** Available records follows **

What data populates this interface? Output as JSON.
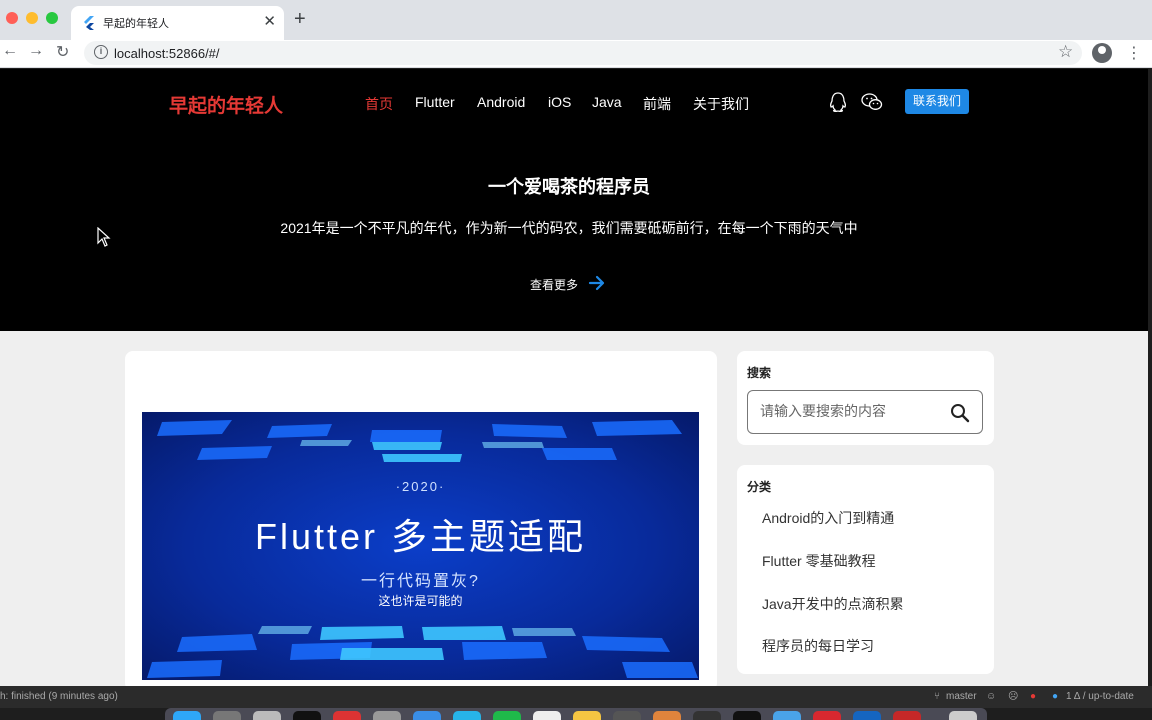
{
  "browser": {
    "tab_title": "早起的年轻人",
    "tab_close": "✕",
    "new_tab": "+",
    "url": "localhost:52866/#/",
    "back": "←",
    "forward": "→",
    "reload": "↻",
    "star": "☆",
    "menu": "⋮"
  },
  "site": {
    "logo": "早起的年轻人",
    "nav": [
      "首页",
      "Flutter",
      "Android",
      "iOS",
      "Java",
      "前端",
      "关于我们"
    ],
    "contact_button": "联系我们",
    "icons": [
      "qq-icon",
      "wechat-icon"
    ]
  },
  "hero": {
    "title": "一个爱喝茶的程序员",
    "subtitle": "2021年是一个不平凡的年代，作为新一代的码农，我们需要砥砺前行，在每一个下雨的天气中",
    "more": "查看更多"
  },
  "banner": {
    "year": "·2020·",
    "title": "Flutter 多主题适配",
    "line1": "一行代码置灰?",
    "line2": "这也许是可能的"
  },
  "sidebar": {
    "search_title": "搜索",
    "search_placeholder": "请输入要搜索的内容",
    "category_title": "分类",
    "categories": [
      "Android的入门到精通",
      "Flutter 零基础教程",
      "Java开发中的点滴积累",
      "程序员的每日学习"
    ]
  },
  "statusbar": {
    "left": "h: finished (9 minutes ago)",
    "branch": "master",
    "sync": "1 Δ / up-to-date"
  },
  "colors": {
    "accent_red": "#e53935",
    "accent_blue": "#1e88e5",
    "hero_bg": "#000000",
    "page_bg": "#efefef"
  }
}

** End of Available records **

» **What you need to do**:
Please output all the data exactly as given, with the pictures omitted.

» **Reply to the task**:
What data populates this interface? Output as JSON.
{
  "browser": {
    "tab_title": "早起的年轻人",
    "tab_close": "✕",
    "new_tab": "+",
    "url": "localhost:52866/#/",
    "back": "←",
    "forward": "→",
    "reload": "↻",
    "star": "☆",
    "menu": "⋮"
  },
  "site": {
    "logo": "早起的年轻人",
    "nav": [
      "首页",
      "Flutter",
      "Android",
      "iOS",
      "Java",
      "前端",
      "关于我们"
    ],
    "contact_button": "联系我们",
    "icons": [
      "qq-icon",
      "wechat-icon"
    ]
  },
  "hero": {
    "title": "一个爱喝茶的程序员",
    "subtitle": "2021年是一个不平凡的年代，作为新一代的码农，我们需要砥砺前行，在每一个下雨的天气中",
    "more": "查看更多"
  },
  "banner": {
    "year": "·2020·",
    "title": "Flutter 多主题适配",
    "line1": "一行代码置灰?",
    "line2": "这也许是可能的"
  },
  "sidebar": {
    "search_title": "搜索",
    "search_placeholder": "请输入要搜索的内容",
    "category_title": "分类",
    "categories": [
      "Android的入门到精通",
      "Flutter 零基础教程",
      "Java开发中的点滴积累",
      "程序员的每日学习"
    ]
  },
  "statusbar": {
    "left": "h: finished (9 minutes ago)",
    "branch": "master",
    "sync": "1 Δ / up-to-date"
  },
  "colors": {
    "accent_red": "#e53935",
    "accent_blue": "#1e88e5",
    "hero_bg": "#000000",
    "page_bg": "#efefef"
  }
}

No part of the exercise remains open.